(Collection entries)
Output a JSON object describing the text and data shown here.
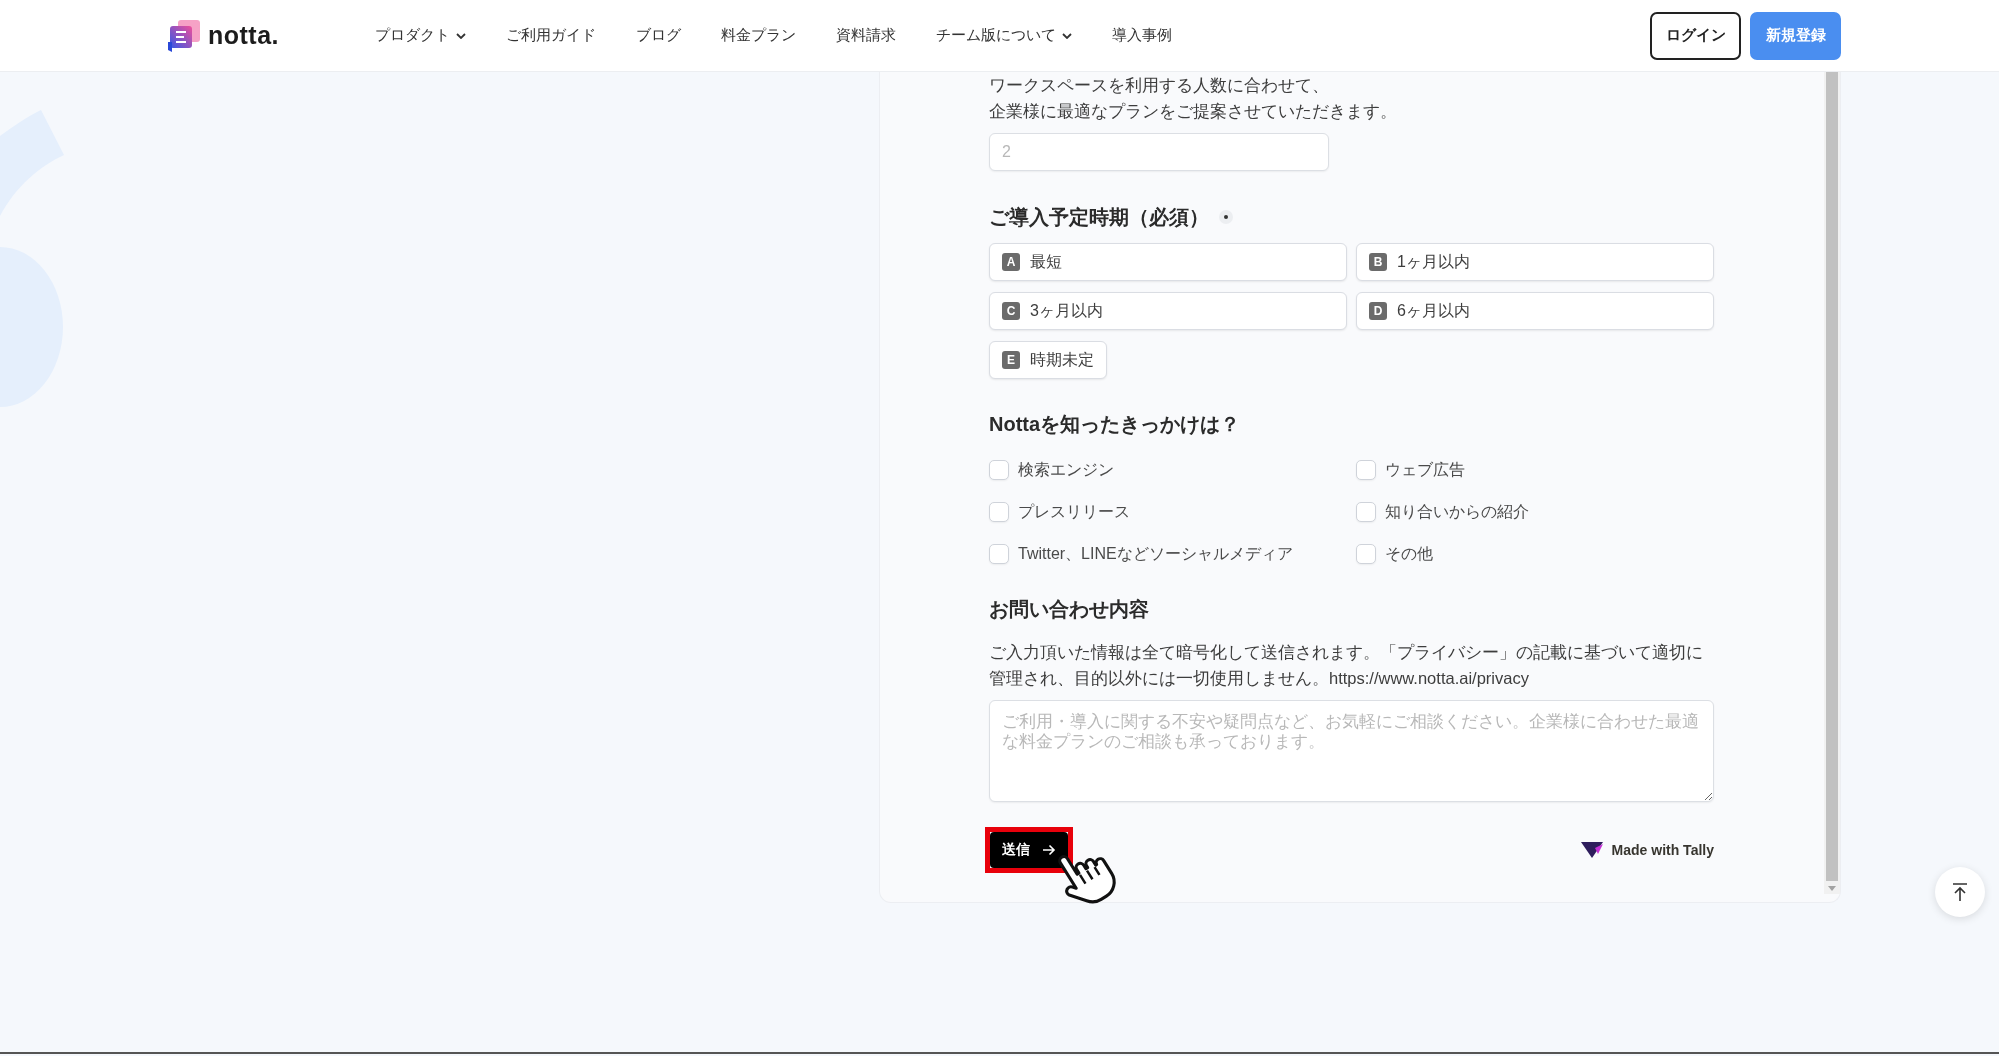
{
  "header": {
    "logo_text": "notta.",
    "nav": [
      {
        "label": "プロダクト",
        "dropdown": true
      },
      {
        "label": "ご利用ガイド",
        "dropdown": false
      },
      {
        "label": "ブログ",
        "dropdown": false
      },
      {
        "label": "料金プラン",
        "dropdown": false
      },
      {
        "label": "資料請求",
        "dropdown": false
      },
      {
        "label": "チーム版について",
        "dropdown": true
      },
      {
        "label": "導入事例",
        "dropdown": false
      }
    ],
    "buttons": [
      {
        "label": "ログイン",
        "kind": "outline"
      },
      {
        "label": "新規登録",
        "kind": "primary"
      }
    ]
  },
  "form": {
    "intro": [
      "ワークスペースを利用する人数に合わせて、",
      "企業様に最適なプランをご提案させていただきます。"
    ],
    "count_field": {
      "placeholder": "2"
    },
    "timing": {
      "title": "ご導入予定時期（必須）",
      "required": true,
      "options": [
        {
          "key": "A",
          "label": "最短",
          "selected": false
        },
        {
          "key": "B",
          "label": "1ヶ月以内",
          "selected": false
        },
        {
          "key": "C",
          "label": "3ヶ月以内",
          "selected": false
        },
        {
          "key": "D",
          "label": "6ヶ月以内",
          "selected": false
        },
        {
          "key": "E",
          "label": "時期未定",
          "selected": false
        }
      ]
    },
    "source": {
      "title": "Nottaを知ったきっかけは？",
      "options": [
        {
          "label": "検索エンジン",
          "checked": false
        },
        {
          "label": "ウェブ広告",
          "checked": false
        },
        {
          "label": "プレスリリース",
          "checked": false
        },
        {
          "label": "知り合いからの紹介",
          "checked": false
        },
        {
          "label": "Twitter、LINEなどソーシャルメディア",
          "checked": false
        },
        {
          "label": "その他",
          "checked": false
        }
      ]
    },
    "inquiry": {
      "title": "お問い合わせ内容",
      "note": "ご入力頂いた情報は全て暗号化して送信されます。「プライバシー」の記載に基づいて適切に管理され、目的以外には一切使用しません。https://www.notta.ai/privacy",
      "placeholder": "ご利用・導入に関する不安や疑問点など、お気軽にご相談ください。企業様に合わせた最適な料金プランのご相談も承っております。"
    },
    "submit": {
      "label": "送信",
      "highlighted": true
    },
    "branding": "Made with Tally"
  }
}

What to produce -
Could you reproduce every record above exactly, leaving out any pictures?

Expected answer -
Output a JSON object describing the text and data shown here.
{
  "header": {
    "logo_text": "notta.",
    "nav": [
      {
        "label": "プロダクト",
        "dropdown": true
      },
      {
        "label": "ご利用ガイド",
        "dropdown": false
      },
      {
        "label": "ブログ",
        "dropdown": false
      },
      {
        "label": "料金プラン",
        "dropdown": false
      },
      {
        "label": "資料請求",
        "dropdown": false
      },
      {
        "label": "チーム版について",
        "dropdown": true
      },
      {
        "label": "導入事例",
        "dropdown": false
      }
    ],
    "buttons": [
      {
        "label": "ログイン",
        "kind": "outline"
      },
      {
        "label": "新規登録",
        "kind": "primary"
      }
    ]
  },
  "form": {
    "intro": [
      "ワークスペースを利用する人数に合わせて、",
      "企業様に最適なプランをご提案させていただきます。"
    ],
    "count_field": {
      "placeholder": "2"
    },
    "timing": {
      "title": "ご導入予定時期（必須）",
      "required": true,
      "options": [
        {
          "key": "A",
          "label": "最短",
          "selected": false
        },
        {
          "key": "B",
          "label": "1ヶ月以内",
          "selected": false
        },
        {
          "key": "C",
          "label": "3ヶ月以内",
          "selected": false
        },
        {
          "key": "D",
          "label": "6ヶ月以内",
          "selected": false
        },
        {
          "key": "E",
          "label": "時期未定",
          "selected": false
        }
      ]
    },
    "source": {
      "title": "Nottaを知ったきっかけは？",
      "options": [
        {
          "label": "検索エンジン",
          "checked": false
        },
        {
          "label": "ウェブ広告",
          "checked": false
        },
        {
          "label": "プレスリリース",
          "checked": false
        },
        {
          "label": "知り合いからの紹介",
          "checked": false
        },
        {
          "label": "Twitter、LINEなどソーシャルメディア",
          "checked": false
        },
        {
          "label": "その他",
          "checked": false
        }
      ]
    },
    "inquiry": {
      "title": "お問い合わせ内容",
      "note": "ご入力頂いた情報は全て暗号化して送信されます。「プライバシー」の記載に基づいて適切に管理され、目的以外には一切使用しません。https://www.notta.ai/privacy",
      "placeholder": "ご利用・導入に関する不安や疑問点など、お気軽にご相談ください。企業様に合わせた最適な料金プランのご相談も承っております。"
    },
    "submit": {
      "label": "送信",
      "highlighted": true
    },
    "branding": "Made with Tally"
  }
}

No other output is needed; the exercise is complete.